Library


WCB App Div Says File Another Notice of Controversy

The Maine Workers’ Compensation Board has just issued a new decision upholding the finding of a 14-day violation and the award of incapacity benefits without deducting for a prior non-work condition.

In John Paradis v. Pine State Trading Co., Mr. Paradis delivered beverages for Pine State and injured his back at work on 8/19/11. He got treatment and was given restrictions and a helper, so he was able to continue working, but he missed 2 days of work. Although Mr. Paradis did not actually request payment of WC incapacity benefits, Pine State filed a “full-denial” Notice of Controversy on 10/24/11, “questioning why Mr. Paradis was losing time sporadically.” On 4/23/12, Pine State laid Mr. Paradis off because they could no longer accommodate his work restrictions. Mr. Paradis had a prior non-work-related knee injury which continued to degenerate, so he had knee replacement surgery in June 2012 and recovered by January 2013.
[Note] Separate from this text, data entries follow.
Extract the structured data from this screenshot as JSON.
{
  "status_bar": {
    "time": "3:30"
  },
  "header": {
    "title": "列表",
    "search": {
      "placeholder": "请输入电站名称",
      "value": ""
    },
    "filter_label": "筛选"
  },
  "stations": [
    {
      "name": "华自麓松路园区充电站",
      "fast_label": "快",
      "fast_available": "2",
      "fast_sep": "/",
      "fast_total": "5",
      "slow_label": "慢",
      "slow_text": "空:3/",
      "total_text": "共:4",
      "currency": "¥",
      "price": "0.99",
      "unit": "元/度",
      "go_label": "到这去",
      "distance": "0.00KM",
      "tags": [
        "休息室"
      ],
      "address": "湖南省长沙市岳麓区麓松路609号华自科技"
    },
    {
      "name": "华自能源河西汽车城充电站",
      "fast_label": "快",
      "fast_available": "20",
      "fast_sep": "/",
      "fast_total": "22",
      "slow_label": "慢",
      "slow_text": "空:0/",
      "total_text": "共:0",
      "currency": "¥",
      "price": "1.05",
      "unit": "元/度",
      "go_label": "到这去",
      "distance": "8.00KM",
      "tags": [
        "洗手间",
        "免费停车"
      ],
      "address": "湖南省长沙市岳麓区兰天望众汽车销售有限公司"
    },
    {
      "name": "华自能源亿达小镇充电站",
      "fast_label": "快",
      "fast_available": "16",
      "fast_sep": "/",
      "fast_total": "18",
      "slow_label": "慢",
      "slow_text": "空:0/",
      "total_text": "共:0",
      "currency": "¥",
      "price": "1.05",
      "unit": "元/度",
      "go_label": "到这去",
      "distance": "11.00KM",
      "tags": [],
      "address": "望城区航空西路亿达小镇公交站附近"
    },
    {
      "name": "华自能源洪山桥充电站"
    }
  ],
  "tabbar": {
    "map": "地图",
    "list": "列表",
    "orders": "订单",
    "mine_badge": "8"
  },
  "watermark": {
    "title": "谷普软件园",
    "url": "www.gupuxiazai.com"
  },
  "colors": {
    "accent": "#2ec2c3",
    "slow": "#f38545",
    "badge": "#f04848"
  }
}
On 5/19/14, Mr. Paradis wrote to Pine State asking for payment of total incapacity benefits from the date of the layoff to the present and continuing. Pine State declined to pay benefits and pointed out that it had already filed a full-denial NOC in 2011 and would therefore not file another one. Mr. Paradis filed petitions, and Judge Knopf granted them, both on the merits of the case and because of a “14-day violation.” She found that when the employee lost two days from work due to his work injury in October of 2011 “there was no claim for benefits,” and therefore no obligation to file a NOC. Instead, “the first articulation of any claim for lost time benefits was set forth in the May 19, 2014 letter.” Accordingly, there was an ongoing 14-day violation due to the failure to file another NOC within 14 days of receiving the 2014 letter. Although Dr. Donovan’s §312 IME apportioned 50% of the incapacity to Mr. Paradis’ non-work-related knee, Judge Knopf declined to reduce his benefits accordingly, because the knee condition was a pre-existing condition and not a subsequent non-work injury under §201(5). Pine State appealed.
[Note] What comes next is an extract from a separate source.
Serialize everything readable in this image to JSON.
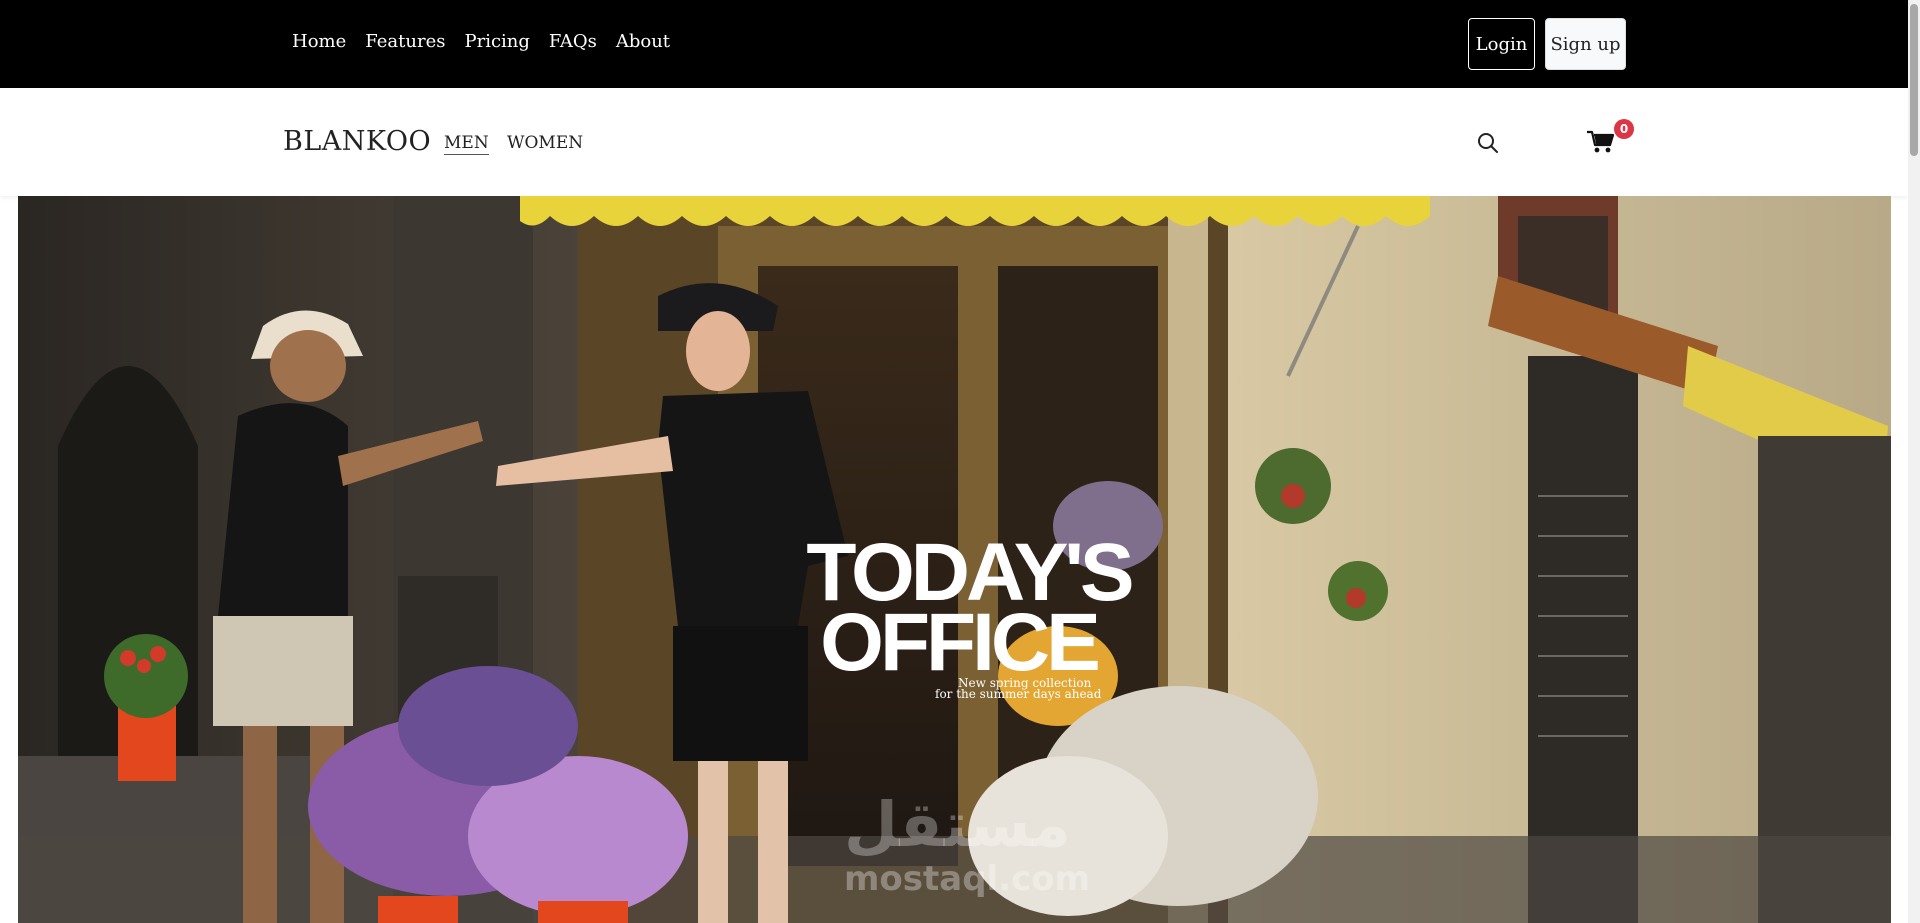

The Appellate Division panel upheld Judge Knopf’s decision, holding that “the filing of a protective NOC in the absence of a claim for benefits does not discharge an employer's future obligation under the 14-day rule.” The panel ruled that another NOC in 2014 would not have been “duplicative” of the earlier one because “there was no claim for benefits” at the time the 2011 NOC was filed. The panel also held that pre-existing conditions that gradually worsen do not qualify as a “subsequent medical conditions” for which an offset is available under §201(5).

This decision appears to support the position that, if an employee has a work injury and the employer knows he is losing time because of it, there is no obligation to file a NOC unless there is a specific “articulation of a claim for lost time benefits.” We would welcome an explicit ruling to that effect, but in our opinion, employers and insurers take that position at their peril. The better practice, and the most important lesson here for Maine employers, is this: when you receive or know about any potential claim for WC incapacity benefits, file another NOC, even if you previously filed one on the same injury.

If you have any questions, please let us know.

Thomas Getchell
Daniel Gilligan
Michael Richards
Attorneys at Law